Skip to content

Now The Economist Respects Germany's Economic Model as well

As a follow-up to R.E.S.P.E.C.T. for Germany's Economic Model I would like to recommend The Economist's latest issue:
Europe is widely regarded as a place with a sclerotic economy burdened by high labour costs. But our special report on Germany this week suggests that, in the continent's biggest economy at least, that's not the case. Germany has succeeded in ruthlessly holding down labour costs over the past decade, which has helped it maintain its unparalleled success as an exporter. Germany is rightly proud of this; but for the neighbours, it is not necessarily good news.


No Trackbacks


Display comments as Linear | Threaded

Marie Claude on :

"but for the neighbours, it is not necessarily good news" though not sure that the very German labor force appreciates them as you do, they have been charged for what your export enterprises have gained : 10% less social charges, plus the salaries have been blocated. Since you're economy relies on exportations, but that your inner marcket is defaulting, me thinks, you'll have to bail out some of your enterprises and stores soon, and that the unemployment will show off Germany wants to punish the euro offenders OK, it's from a Brit ! and we aren't in rest for the compliments too How Christine Lagarde, fought for strict banking regs that sustained France while Europe crumbled.

John in Michigan, US on :
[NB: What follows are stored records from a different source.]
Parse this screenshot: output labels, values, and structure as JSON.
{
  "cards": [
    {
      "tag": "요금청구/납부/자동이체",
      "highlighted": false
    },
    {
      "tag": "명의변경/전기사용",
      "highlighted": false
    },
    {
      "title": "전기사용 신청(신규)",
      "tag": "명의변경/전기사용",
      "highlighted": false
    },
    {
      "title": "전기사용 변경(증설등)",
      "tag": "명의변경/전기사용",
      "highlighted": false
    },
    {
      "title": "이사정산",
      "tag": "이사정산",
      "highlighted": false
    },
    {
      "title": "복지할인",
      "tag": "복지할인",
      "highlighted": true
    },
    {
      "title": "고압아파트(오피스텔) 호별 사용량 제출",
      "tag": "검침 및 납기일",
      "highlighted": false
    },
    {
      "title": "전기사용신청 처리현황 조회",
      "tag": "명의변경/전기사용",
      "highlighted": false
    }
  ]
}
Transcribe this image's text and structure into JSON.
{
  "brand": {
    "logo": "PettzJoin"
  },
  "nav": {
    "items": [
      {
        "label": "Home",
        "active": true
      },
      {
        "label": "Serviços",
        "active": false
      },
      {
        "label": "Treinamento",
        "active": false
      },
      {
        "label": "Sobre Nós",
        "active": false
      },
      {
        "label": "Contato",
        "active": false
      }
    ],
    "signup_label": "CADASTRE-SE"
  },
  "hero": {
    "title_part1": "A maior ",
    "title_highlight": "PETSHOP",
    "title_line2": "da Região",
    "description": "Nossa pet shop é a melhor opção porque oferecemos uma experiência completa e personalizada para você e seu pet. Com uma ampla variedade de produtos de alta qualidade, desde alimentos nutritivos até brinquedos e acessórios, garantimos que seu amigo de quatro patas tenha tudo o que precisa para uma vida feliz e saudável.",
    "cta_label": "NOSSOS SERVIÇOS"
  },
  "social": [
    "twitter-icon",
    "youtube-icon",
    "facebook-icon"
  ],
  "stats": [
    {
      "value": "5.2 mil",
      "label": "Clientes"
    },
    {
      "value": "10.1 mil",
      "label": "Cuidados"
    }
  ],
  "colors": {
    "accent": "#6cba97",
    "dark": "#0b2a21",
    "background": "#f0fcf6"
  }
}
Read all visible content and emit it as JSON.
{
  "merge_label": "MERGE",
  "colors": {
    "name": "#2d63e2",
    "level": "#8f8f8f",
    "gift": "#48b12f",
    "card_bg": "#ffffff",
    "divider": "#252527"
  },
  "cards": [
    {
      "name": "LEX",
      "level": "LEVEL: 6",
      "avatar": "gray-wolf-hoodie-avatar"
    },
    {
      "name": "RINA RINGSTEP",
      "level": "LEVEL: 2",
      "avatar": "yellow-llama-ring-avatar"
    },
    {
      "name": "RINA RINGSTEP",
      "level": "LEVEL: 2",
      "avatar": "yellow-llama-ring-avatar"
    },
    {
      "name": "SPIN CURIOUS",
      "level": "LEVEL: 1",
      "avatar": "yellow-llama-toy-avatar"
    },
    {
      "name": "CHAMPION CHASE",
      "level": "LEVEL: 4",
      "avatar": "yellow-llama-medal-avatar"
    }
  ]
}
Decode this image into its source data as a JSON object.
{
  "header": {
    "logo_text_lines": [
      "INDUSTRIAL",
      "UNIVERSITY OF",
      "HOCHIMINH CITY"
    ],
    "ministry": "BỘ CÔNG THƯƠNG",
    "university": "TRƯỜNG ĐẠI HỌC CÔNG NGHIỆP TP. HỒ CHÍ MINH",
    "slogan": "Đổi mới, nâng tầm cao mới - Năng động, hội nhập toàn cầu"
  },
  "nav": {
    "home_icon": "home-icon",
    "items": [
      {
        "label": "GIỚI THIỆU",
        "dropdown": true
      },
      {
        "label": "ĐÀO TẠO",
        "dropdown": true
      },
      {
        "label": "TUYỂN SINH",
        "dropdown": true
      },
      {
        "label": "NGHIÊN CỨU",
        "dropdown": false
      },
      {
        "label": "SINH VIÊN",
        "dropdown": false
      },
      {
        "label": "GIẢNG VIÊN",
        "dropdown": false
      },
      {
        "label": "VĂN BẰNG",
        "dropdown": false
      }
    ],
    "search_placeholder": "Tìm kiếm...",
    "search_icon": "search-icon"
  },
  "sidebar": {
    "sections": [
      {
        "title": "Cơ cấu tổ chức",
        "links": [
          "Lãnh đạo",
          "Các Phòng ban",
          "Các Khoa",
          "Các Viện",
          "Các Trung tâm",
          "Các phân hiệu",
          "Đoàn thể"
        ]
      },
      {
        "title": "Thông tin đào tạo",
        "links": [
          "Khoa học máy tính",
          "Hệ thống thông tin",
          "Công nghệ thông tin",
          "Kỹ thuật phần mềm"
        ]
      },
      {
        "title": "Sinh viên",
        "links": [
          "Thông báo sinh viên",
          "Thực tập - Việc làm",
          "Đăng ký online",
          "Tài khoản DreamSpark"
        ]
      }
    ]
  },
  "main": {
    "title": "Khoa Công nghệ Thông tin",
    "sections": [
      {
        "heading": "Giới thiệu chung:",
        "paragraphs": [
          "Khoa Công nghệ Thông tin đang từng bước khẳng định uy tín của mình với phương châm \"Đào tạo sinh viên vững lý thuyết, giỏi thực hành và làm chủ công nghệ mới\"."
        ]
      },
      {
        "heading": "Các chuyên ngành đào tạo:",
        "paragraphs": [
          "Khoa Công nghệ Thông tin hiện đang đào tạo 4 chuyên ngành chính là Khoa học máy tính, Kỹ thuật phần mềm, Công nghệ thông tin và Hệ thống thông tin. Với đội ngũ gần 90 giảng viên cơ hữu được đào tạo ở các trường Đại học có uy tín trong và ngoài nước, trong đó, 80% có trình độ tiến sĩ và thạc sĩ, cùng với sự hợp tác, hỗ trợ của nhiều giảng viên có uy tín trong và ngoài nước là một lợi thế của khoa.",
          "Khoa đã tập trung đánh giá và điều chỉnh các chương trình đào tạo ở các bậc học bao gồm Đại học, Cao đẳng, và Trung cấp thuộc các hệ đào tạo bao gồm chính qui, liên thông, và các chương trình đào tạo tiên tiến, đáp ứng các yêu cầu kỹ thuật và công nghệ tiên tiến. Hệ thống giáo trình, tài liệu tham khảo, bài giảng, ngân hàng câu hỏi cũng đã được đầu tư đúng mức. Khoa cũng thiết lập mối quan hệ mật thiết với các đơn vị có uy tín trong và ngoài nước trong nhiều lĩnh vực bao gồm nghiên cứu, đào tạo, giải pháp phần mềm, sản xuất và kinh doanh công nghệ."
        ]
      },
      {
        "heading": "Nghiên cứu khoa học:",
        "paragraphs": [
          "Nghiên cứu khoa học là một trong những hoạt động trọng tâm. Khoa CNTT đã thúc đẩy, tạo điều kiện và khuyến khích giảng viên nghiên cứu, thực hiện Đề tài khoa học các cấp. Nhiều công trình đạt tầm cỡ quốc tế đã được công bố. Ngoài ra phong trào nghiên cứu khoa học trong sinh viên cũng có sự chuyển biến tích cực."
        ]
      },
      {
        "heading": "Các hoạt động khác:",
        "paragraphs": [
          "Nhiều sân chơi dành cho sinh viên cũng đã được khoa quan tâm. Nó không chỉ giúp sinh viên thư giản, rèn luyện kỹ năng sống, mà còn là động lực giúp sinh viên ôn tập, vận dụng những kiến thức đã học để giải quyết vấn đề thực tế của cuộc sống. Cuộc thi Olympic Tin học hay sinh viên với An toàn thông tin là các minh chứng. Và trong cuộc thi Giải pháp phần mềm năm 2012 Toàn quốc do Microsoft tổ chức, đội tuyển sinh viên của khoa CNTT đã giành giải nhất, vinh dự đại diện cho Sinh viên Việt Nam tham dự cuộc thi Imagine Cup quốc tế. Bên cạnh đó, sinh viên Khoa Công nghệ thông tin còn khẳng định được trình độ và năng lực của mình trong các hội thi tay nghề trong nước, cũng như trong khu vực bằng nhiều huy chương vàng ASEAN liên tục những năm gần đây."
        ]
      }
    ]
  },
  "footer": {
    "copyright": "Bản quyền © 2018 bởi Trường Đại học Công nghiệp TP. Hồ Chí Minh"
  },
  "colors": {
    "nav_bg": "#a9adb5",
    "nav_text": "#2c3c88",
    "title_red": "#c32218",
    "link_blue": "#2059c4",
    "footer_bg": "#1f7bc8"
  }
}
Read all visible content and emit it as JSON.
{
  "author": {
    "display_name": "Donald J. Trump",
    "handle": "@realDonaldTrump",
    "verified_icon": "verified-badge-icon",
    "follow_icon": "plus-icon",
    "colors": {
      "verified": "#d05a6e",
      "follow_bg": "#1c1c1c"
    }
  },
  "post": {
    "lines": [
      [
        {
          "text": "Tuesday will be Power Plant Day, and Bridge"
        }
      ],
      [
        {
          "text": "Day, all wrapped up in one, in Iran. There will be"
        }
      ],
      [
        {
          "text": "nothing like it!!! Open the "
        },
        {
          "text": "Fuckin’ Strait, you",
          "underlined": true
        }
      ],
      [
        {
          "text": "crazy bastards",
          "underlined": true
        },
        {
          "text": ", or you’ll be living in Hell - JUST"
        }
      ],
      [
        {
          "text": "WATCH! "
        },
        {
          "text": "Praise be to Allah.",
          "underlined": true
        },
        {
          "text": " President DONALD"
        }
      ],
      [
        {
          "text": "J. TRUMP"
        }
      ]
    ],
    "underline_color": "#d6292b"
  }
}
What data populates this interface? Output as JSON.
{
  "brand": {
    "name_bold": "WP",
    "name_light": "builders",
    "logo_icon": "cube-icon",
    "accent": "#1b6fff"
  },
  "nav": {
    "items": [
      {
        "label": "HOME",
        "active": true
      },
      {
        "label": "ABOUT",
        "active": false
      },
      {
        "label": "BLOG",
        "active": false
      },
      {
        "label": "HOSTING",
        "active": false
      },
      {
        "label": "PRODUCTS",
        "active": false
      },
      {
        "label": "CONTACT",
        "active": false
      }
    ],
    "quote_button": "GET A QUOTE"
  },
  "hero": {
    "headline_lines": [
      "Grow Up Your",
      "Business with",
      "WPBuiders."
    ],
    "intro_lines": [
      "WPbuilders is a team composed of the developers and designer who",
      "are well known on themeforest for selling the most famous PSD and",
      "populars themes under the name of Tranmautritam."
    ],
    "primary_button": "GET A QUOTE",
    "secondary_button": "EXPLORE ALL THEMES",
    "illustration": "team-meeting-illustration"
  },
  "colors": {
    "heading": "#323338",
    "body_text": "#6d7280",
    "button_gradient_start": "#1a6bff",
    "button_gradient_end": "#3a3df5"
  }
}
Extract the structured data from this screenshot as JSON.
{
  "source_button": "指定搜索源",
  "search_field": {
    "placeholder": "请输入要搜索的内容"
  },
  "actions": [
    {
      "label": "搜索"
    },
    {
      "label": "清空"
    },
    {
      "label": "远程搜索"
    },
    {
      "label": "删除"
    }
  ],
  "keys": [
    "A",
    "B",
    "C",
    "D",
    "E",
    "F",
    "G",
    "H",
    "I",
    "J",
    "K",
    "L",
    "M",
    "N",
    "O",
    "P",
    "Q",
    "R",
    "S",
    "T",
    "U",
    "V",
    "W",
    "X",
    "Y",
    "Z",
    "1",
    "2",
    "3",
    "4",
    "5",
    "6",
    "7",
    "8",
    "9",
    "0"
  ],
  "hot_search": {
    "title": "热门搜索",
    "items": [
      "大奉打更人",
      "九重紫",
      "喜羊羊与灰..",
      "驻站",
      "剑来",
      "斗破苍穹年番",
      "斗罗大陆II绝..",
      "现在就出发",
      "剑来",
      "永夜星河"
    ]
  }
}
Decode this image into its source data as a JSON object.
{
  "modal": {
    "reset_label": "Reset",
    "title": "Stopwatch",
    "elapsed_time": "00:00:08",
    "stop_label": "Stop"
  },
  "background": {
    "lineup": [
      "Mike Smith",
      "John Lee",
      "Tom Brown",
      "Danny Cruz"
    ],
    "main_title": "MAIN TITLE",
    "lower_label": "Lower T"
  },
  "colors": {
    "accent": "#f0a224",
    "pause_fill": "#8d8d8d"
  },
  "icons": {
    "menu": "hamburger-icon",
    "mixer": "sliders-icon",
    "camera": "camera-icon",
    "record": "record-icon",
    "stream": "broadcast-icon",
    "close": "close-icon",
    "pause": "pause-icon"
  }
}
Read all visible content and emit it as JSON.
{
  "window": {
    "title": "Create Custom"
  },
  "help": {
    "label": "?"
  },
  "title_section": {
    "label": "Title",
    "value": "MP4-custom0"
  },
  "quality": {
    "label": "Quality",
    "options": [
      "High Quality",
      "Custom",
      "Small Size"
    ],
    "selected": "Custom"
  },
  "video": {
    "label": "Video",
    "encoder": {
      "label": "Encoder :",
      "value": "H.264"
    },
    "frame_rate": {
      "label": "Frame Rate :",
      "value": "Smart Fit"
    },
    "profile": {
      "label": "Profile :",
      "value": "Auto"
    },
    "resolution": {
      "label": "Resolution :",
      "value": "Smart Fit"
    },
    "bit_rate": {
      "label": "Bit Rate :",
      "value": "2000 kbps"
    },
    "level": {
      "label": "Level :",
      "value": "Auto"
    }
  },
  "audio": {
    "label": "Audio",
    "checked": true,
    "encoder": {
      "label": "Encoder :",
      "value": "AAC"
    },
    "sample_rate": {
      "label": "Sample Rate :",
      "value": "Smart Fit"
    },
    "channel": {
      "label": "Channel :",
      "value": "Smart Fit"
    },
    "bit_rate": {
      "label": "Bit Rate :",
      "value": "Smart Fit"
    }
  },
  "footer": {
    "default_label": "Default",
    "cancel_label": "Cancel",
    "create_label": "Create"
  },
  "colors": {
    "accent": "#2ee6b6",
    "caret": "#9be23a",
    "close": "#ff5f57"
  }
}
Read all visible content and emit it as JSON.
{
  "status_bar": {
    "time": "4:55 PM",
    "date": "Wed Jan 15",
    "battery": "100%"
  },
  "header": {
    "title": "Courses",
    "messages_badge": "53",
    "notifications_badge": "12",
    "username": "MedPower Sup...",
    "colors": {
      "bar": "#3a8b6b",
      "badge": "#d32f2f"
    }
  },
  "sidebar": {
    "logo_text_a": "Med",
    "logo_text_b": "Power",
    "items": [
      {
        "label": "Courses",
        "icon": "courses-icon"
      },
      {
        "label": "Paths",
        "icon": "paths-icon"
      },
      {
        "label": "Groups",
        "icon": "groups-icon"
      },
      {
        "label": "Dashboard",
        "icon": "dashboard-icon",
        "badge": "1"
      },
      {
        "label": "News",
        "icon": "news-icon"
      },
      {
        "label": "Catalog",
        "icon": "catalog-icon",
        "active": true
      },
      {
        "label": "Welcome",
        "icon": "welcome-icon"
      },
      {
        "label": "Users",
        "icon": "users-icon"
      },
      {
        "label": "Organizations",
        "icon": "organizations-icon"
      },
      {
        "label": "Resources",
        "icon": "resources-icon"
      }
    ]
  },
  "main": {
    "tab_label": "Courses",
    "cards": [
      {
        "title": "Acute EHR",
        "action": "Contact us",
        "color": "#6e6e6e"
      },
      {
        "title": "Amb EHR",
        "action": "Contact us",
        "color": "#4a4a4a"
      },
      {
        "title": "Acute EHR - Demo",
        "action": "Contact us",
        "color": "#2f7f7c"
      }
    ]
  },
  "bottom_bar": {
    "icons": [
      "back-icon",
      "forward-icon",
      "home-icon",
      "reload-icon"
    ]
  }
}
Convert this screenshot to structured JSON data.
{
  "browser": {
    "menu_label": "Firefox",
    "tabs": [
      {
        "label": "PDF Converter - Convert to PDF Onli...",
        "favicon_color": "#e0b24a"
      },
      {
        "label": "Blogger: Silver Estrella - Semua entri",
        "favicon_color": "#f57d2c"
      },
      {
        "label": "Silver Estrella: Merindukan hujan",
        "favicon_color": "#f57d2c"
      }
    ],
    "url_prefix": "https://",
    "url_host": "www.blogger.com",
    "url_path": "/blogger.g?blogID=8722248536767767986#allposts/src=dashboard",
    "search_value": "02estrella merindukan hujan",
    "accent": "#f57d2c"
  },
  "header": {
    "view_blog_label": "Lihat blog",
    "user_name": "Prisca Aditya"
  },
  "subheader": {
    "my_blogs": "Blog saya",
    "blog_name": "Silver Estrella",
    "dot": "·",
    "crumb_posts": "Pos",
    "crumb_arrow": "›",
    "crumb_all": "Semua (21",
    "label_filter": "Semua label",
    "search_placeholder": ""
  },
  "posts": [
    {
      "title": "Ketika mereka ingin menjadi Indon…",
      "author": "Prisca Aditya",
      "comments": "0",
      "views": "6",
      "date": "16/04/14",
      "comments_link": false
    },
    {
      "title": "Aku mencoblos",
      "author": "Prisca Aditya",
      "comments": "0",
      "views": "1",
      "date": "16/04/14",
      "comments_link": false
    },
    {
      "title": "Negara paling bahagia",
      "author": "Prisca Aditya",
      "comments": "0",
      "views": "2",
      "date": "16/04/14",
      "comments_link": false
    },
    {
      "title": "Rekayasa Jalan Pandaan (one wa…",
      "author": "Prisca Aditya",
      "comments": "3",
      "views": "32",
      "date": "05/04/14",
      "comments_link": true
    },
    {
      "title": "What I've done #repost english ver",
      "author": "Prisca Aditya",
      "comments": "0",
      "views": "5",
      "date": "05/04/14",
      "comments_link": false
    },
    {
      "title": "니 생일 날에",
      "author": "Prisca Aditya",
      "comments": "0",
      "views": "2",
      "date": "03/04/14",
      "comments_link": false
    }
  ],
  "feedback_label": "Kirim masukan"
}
Germany is the Eurozone success story and deserves credit. Other countries such as France seem to be doing OK also. But in the US we have individual states, such as Texas, that are doing OK also. At the moment, however, we have nothing like the Greek crisis, with riots, looting, strikes, etc. In spite of our massive debt and future entitlements crisis, the European entitlements crisis will come sooner an be harder to solve, due to demographics, modest potential for economic growth, and other reasons. You have to compare all of Europe to the US, not just the favorable parts.

Marie Claude on :

By 2014, International Monetary Fund official John Lipsky remarked March 21, the debt-to-gross domestic product (GDP) ratio of the Group of Seven countries will reach 100%, and the governments of the industrial world will carry the highest debt burden since shortly after the end of World War II.

Add Comment

E-Mail addresses will not be displayed and will only be used for E-Mail notifications.

To prevent automated Bots from commentspamming, please enter the string you see in the image below in the appropriate input box. Your comment will only be submitted if the strings match. Please ensure that your browser supports and accepts cookies, or your comment cannot be verified correctly.

Form options